ACTIVITY:
Across the entries below, how many lines have the string "assignment" in them? Reply with only the number.

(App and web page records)
◇ ◇ ◇
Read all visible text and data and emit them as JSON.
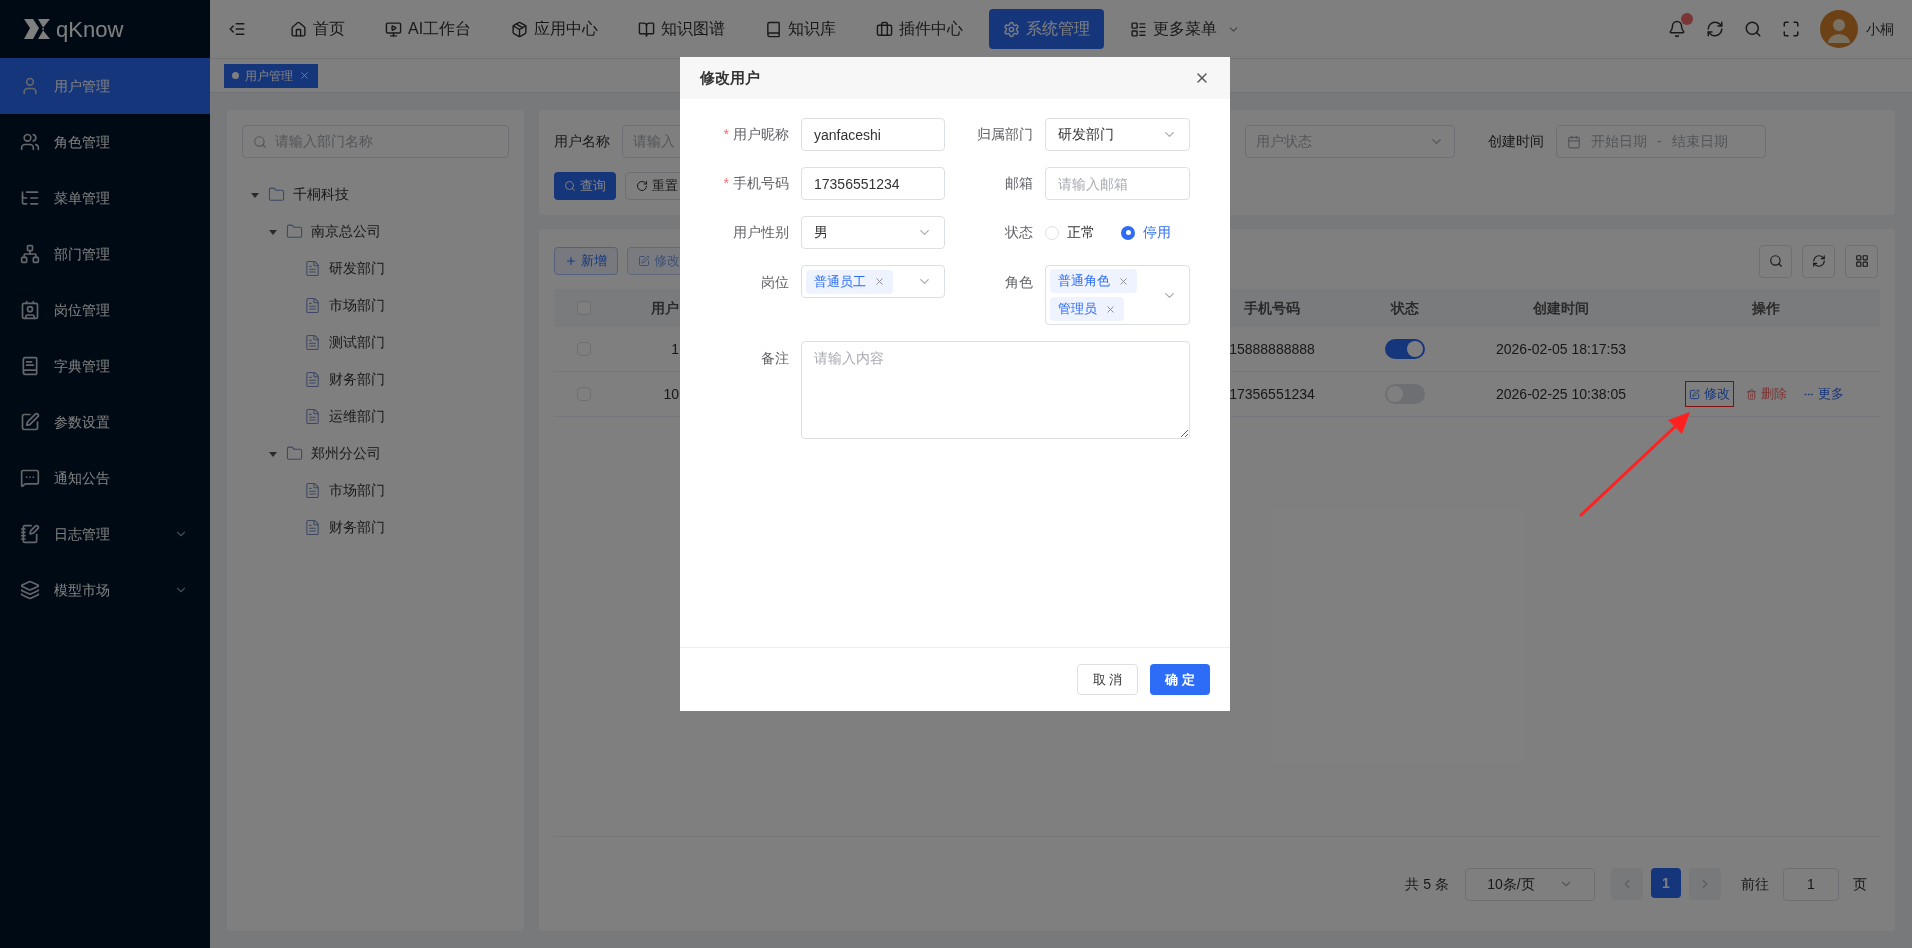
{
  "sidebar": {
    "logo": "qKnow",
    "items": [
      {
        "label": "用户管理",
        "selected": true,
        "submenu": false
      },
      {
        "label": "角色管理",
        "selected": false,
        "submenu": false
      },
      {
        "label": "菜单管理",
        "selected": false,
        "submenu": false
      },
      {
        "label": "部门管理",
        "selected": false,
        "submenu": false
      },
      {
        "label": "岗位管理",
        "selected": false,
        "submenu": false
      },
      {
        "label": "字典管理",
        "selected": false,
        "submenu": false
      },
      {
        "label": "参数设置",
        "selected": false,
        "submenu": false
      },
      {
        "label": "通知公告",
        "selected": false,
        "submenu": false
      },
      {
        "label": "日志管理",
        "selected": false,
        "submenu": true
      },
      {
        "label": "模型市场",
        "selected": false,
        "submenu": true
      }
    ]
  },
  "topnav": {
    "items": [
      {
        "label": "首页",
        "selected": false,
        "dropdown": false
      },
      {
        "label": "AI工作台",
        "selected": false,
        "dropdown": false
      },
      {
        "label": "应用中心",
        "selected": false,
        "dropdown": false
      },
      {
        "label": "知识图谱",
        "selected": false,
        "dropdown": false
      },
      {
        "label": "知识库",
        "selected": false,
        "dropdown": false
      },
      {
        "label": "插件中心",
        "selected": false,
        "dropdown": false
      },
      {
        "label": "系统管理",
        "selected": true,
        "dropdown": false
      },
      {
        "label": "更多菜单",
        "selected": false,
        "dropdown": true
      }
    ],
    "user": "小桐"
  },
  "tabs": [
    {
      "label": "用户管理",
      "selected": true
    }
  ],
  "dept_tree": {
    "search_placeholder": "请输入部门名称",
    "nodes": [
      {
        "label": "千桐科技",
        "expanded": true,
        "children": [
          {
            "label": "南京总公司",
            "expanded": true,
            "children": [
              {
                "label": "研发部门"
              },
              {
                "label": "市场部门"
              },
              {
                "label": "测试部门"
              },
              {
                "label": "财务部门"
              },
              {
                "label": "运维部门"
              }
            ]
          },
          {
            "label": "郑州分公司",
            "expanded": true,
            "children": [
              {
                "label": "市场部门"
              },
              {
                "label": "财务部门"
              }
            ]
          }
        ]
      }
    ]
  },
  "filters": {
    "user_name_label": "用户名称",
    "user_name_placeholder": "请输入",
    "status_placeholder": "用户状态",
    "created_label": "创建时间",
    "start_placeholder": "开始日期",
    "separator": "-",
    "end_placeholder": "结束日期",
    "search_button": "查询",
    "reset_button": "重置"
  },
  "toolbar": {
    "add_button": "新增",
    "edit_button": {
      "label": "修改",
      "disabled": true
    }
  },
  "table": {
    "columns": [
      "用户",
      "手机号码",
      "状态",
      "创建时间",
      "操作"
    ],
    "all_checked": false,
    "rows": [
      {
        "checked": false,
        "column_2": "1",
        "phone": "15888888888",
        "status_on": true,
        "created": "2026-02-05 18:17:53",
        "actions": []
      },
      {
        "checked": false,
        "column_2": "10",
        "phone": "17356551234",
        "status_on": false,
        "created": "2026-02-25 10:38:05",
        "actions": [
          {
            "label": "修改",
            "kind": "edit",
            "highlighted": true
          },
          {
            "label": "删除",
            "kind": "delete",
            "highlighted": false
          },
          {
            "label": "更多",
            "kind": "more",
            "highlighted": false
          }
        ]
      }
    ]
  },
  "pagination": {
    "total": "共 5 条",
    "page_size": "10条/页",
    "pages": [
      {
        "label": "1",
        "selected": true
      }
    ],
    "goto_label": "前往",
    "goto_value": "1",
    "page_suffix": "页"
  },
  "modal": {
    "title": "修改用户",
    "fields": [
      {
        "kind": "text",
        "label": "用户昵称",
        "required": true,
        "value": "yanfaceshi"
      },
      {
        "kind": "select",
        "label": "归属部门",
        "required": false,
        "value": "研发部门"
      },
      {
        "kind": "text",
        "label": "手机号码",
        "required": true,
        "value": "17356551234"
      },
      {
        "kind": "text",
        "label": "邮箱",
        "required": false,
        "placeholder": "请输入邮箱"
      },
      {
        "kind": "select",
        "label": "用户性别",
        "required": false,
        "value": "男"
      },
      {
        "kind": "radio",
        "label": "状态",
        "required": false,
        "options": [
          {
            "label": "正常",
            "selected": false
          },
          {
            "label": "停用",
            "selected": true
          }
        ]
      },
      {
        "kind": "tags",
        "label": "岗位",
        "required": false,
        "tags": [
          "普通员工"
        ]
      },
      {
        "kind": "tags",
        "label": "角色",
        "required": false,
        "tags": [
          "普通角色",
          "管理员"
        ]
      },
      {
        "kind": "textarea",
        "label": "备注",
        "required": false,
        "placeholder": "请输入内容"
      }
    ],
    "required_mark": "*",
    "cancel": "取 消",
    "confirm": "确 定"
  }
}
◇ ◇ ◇
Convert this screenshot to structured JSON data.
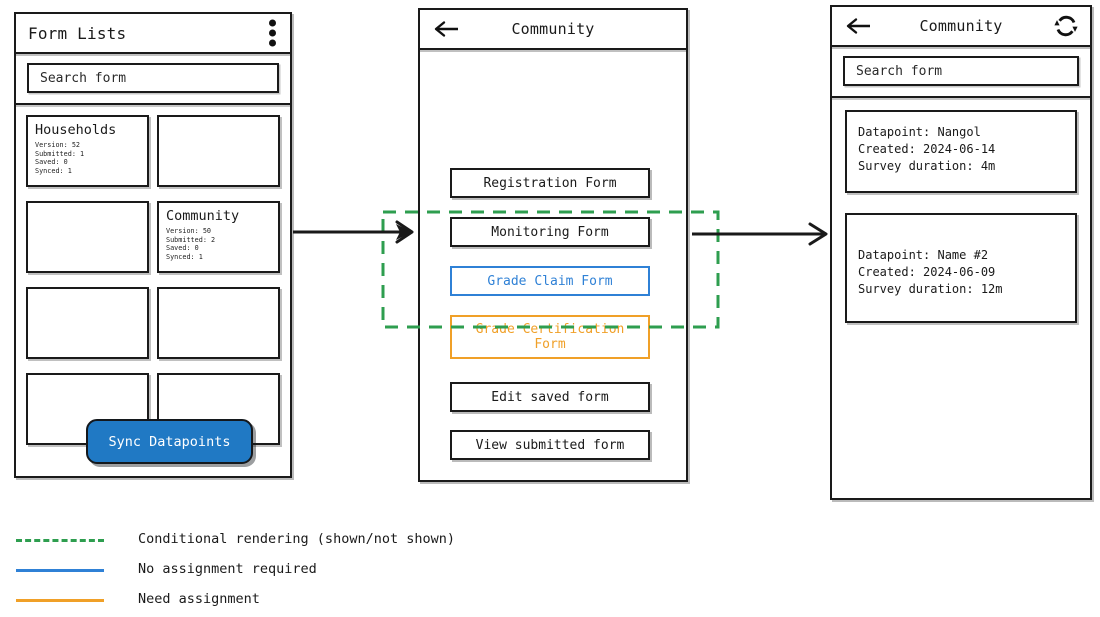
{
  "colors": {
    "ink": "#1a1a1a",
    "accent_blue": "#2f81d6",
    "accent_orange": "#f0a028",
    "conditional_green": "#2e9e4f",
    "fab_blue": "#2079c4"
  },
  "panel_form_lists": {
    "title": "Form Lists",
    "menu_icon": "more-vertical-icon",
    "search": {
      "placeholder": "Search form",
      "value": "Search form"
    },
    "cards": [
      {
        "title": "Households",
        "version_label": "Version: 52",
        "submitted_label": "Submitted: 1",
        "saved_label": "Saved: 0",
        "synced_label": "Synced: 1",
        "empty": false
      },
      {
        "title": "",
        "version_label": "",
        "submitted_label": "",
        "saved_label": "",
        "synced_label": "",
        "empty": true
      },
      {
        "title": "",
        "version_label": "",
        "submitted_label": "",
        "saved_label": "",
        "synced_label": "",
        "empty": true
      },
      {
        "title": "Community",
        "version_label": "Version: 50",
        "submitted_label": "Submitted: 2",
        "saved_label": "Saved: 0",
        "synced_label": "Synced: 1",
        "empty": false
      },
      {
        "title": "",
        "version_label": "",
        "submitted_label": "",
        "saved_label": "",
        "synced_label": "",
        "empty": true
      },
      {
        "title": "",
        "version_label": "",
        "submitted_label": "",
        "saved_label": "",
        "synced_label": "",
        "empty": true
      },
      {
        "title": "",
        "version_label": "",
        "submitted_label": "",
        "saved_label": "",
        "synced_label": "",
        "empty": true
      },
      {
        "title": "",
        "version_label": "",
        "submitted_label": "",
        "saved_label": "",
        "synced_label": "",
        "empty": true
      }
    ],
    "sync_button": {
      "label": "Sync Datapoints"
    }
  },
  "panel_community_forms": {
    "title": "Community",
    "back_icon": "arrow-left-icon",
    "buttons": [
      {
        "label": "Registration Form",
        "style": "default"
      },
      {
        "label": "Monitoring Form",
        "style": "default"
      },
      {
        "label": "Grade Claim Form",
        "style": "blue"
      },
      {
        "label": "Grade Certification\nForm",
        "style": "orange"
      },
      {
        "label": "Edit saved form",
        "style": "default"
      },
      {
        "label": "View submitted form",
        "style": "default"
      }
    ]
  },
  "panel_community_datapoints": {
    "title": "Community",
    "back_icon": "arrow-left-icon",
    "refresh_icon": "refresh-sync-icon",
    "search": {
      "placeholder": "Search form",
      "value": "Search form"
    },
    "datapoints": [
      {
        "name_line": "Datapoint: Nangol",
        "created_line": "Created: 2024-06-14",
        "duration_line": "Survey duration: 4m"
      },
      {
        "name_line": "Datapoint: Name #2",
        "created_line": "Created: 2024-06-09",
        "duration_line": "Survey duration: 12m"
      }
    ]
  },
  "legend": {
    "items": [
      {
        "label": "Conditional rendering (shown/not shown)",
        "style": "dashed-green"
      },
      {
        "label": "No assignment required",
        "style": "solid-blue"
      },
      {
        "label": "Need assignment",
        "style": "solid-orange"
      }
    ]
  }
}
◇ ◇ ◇
EXERCISE ANSWER:
2